celestial cascade the jellies, with umbrella shaped bells. broken umbrellas thrashing
through the atmosphere on a blustery manhattan boneless spineless eyeless
bloodless medusa! pulsate still water protruding tongue for a penetration of the
choked & o-less invasion By the pelagic real estate mogul light and dark detector
where one side heals and other a viscious poison from whence to which we plastic
first blocking the cooling filters in the stop be the clog we’re surrounded environed
by the ment the Mint, cool down but if you pee on yourself drowned in a pool of his
own men of war the great connector continental cartilage united by venom d’accord,
abandoned acoustic thermometry glub glub glub glub glub glub and our own heads
and our own gaze as weapons refashioned by wisdom, for War, clogged the filter
& oil throughout
The Wolves Must Survive by Lucie Vítková
I´ve read a story about wolves in the National Yellowstone Park. In the story, they were talking about the impact of wolves on numbers and behavior of the deer population and the whole ecosystem, which brought lots of changes for the area, such as the vegetation started to grow again and the birds and other species came back into the location. Surprisingly, the impact was on a bigger scale as well. The wolves influenced the behavior of the rivers and their banks got more solid and stabilized.
In the piece, I want to follow this interconnectivity of systems, their behaviors and inherent relationships and the consequences of influence.
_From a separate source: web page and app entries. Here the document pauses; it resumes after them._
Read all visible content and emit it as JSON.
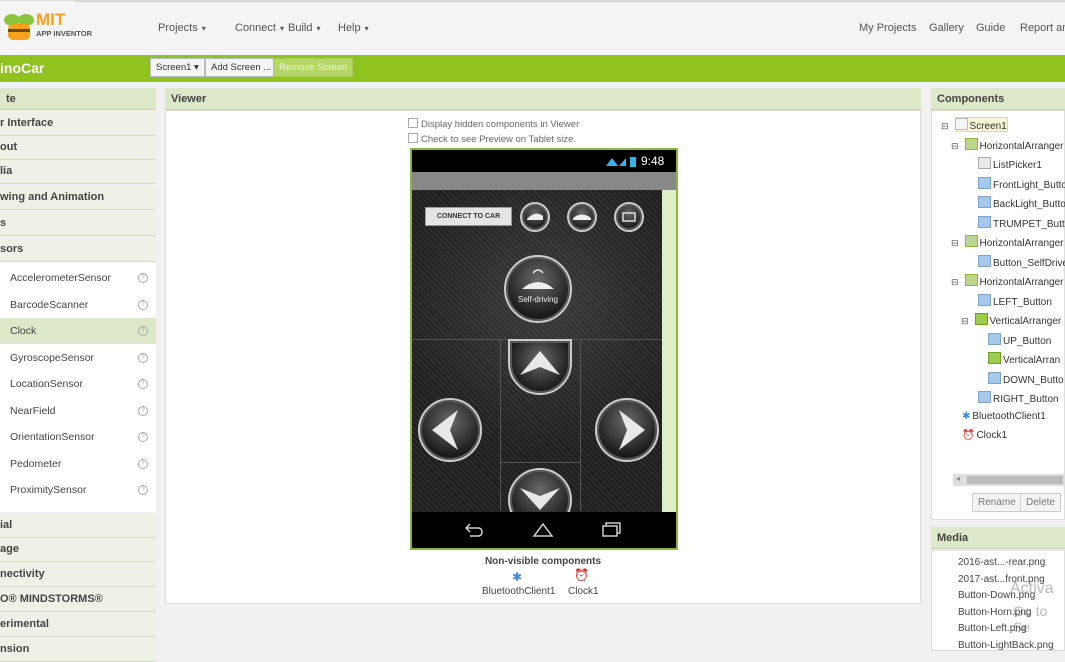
{
  "topbar": {
    "logo_main": "MIT",
    "logo_sub": "APP INVENTOR",
    "menus": [
      "Projects",
      "Connect",
      "Build",
      "Help"
    ],
    "right_links": [
      "My Projects",
      "Gallery",
      "Guide",
      "Report an"
    ]
  },
  "project": {
    "name": "inoCar",
    "screen_select": "Screen1",
    "add_screen": "Add Screen ...",
    "remove_screen": "Remove Screen"
  },
  "palette": {
    "header": "te",
    "categories_top": [
      "r Interface",
      "out",
      "lia",
      "wing and Animation",
      "s",
      "sors"
    ],
    "sensor_items": [
      "AccelerometerSensor",
      "BarcodeScanner",
      "Clock",
      "GyroscopeSensor",
      "LocationSensor",
      "NearField",
      "OrientationSensor",
      "Pedometer",
      "ProximitySensor"
    ],
    "selected_item": "Clock",
    "categories_bottom": [
      "ial",
      "age",
      "nectivity",
      "O® MINDSTORMS®",
      "erimental",
      "nsion"
    ]
  },
  "viewer": {
    "header": "Viewer",
    "checkbox_hidden": "Display hidden components in Viewer",
    "checkbox_tablet": "Check to see Preview on Tablet size.",
    "status_time": "9:48",
    "connect_button": "CONNECT TO CAR",
    "self_driving": "Self-driving",
    "nonvisible_title": "Non-visible components",
    "nonvisible_items": [
      "BluetoothClient1",
      "Clock1"
    ]
  },
  "components": {
    "header": "Components",
    "tree": [
      {
        "label": "Screen1",
        "icon": "screen-icon",
        "toggle": "⊟"
      },
      {
        "label": "HorizontalArranger",
        "icon": "horizontal-arrangement-icon",
        "toggle": "⊟"
      },
      {
        "label": "ListPicker1",
        "icon": "listpicker-icon",
        "toggle": ""
      },
      {
        "label": "FrontLight_Butto",
        "icon": "button-icon",
        "toggle": ""
      },
      {
        "label": "BackLight_Butto",
        "icon": "button-icon",
        "toggle": ""
      },
      {
        "label": "TRUMPET_Butto",
        "icon": "button-icon",
        "toggle": ""
      },
      {
        "label": "HorizontalArranger",
        "icon": "horizontal-arrangement-icon",
        "toggle": "⊟"
      },
      {
        "label": "Button_SelfDrive",
        "icon": "button-icon",
        "toggle": ""
      },
      {
        "label": "HorizontalArranger",
        "icon": "horizontal-arrangement-icon",
        "toggle": "⊟"
      },
      {
        "label": "LEFT_Button",
        "icon": "button-icon",
        "toggle": ""
      },
      {
        "label": "VerticalArranger",
        "icon": "vertical-arrangement-icon",
        "toggle": "⊟"
      },
      {
        "label": "UP_Button",
        "icon": "button-icon",
        "toggle": ""
      },
      {
        "label": "VerticalArran",
        "icon": "vertical-arrangement-icon",
        "toggle": ""
      },
      {
        "label": "DOWN_Butto",
        "icon": "button-icon",
        "toggle": ""
      },
      {
        "label": "RIGHT_Button",
        "icon": "button-icon",
        "toggle": ""
      },
      {
        "label": "BluetoothClient1",
        "icon": "bluetooth-icon",
        "toggle": ""
      },
      {
        "label": "Clock1",
        "icon": "clock-icon",
        "toggle": ""
      }
    ],
    "rename": "Rename",
    "delete": "Delete"
  },
  "media": {
    "header": "Media",
    "files": [
      "2016-ast...-rear.png",
      "2017-ast...front.png",
      "Button-Down.png",
      "Button-Horn.png",
      "Button-Left.png",
      "Button-LightBack.png"
    ]
  },
  "watermark": {
    "line1": "Activa",
    "line2": "Go to Se"
  },
  "colors": {
    "accent_green": "#90c320",
    "header_green": "#dde8c9",
    "phone_border": "#8ab83a"
  }
}
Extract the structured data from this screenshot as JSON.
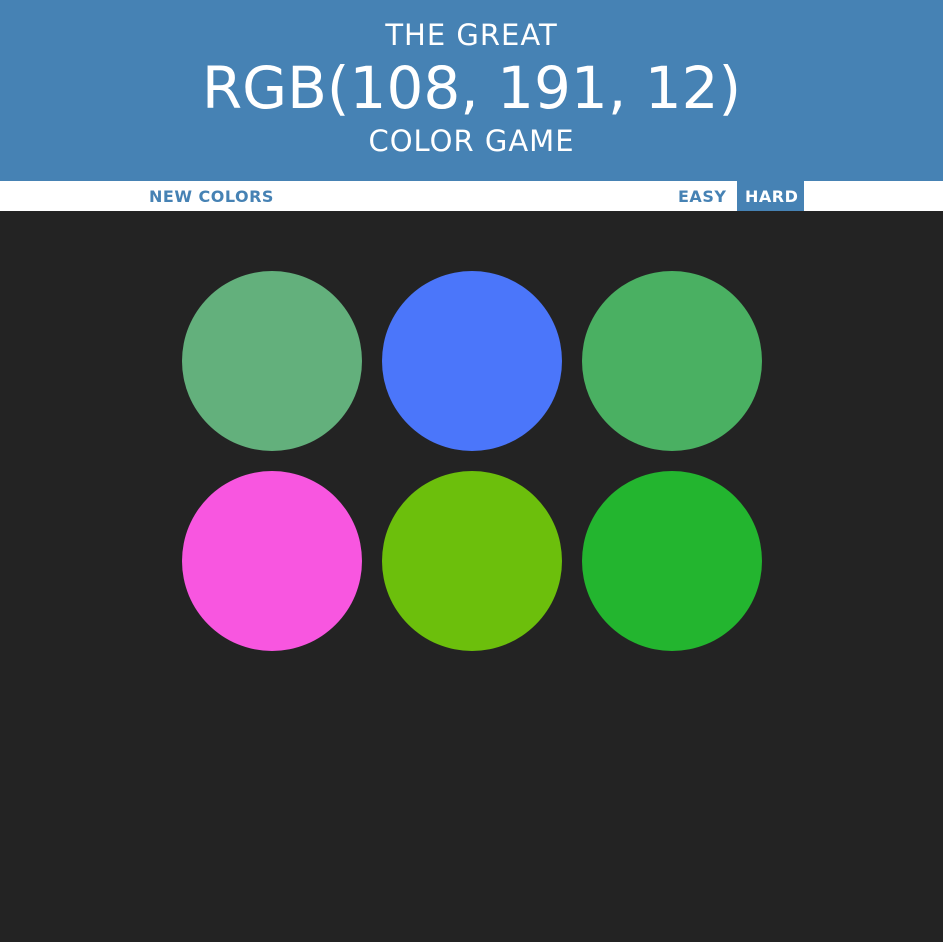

There is a large floor graphic score which is filtered through reading of another graphic score/chart in which the players have to be aware of each other as well as to be independent while following their part. I drew the ground score with expired makeup products and I also reuse metal cans to filter voices of the performers, either to mute them or to cause a distortion by playing with its resonant frequencies and preparations. The graphic scores could represent the environment (floor score) and the society (ensemble score) and different relationships between them.
The process of reading is so complex that it implodes the players into the piece, so they don’t have the capacity to perform music but more to do music or sonically dissolve in the possibilities of relationships. This complexity of the piece can be also taken as training for everyday life situations to uncover the perception of reality on more levels.
of the piece The Wolves Must Survive,
is partly influenced by an interview with Derrick Jensen (ecological activist).
He sees demonstrations as ineffective and suggests that we should choose something
in the nature and protect it, because forests and rivers are under the attack.
So I was thinking about the wolves and their influence on the rivers and wanted
to pronounce their survival through the title of the piece, as they are an
important part of the ecosystem. The wolves are also connected with my
imagination of the OPERA Ensemble, since I see us more as a pack, trying to
survive in the patriarchal society and using our voices towards change.
Rising Tides by Vered Engelhard
The shore is the site of contestation of the many phenomena we consider to be climate change. A constantly shifting habitat for the human and the natural, the living and the residual, the shore is the moving limit where we come to meet the constant infinite. An earthly trembling that causes a sinking stone, a floating dyke on the rising tide, and running winds greet in a disturbingly beautiful catastrophe, for some. For others, a series of tragedies thus:
From Etel Adnan, The Arab Apocalyspe
Ishi, the last remaining member of the Yahi people of the northern Pacific coast. A state-run genocide prevented these people from becoming the environmental refugees of the future, for which the corporations that run the state are to blame. This piece is an elegy. It is a plea for finding forms of mass organization against corporate pollution patters at a distance from the state. This verse was washed out to its vowels, becoming the libretto of the piece. The material for the instruments was sourced from various trips to the shore, where we established new bonds between people by means of our trash. Strangers from past centuries are in this room. The rising tide, a reminder of what binds us and a call to honor it.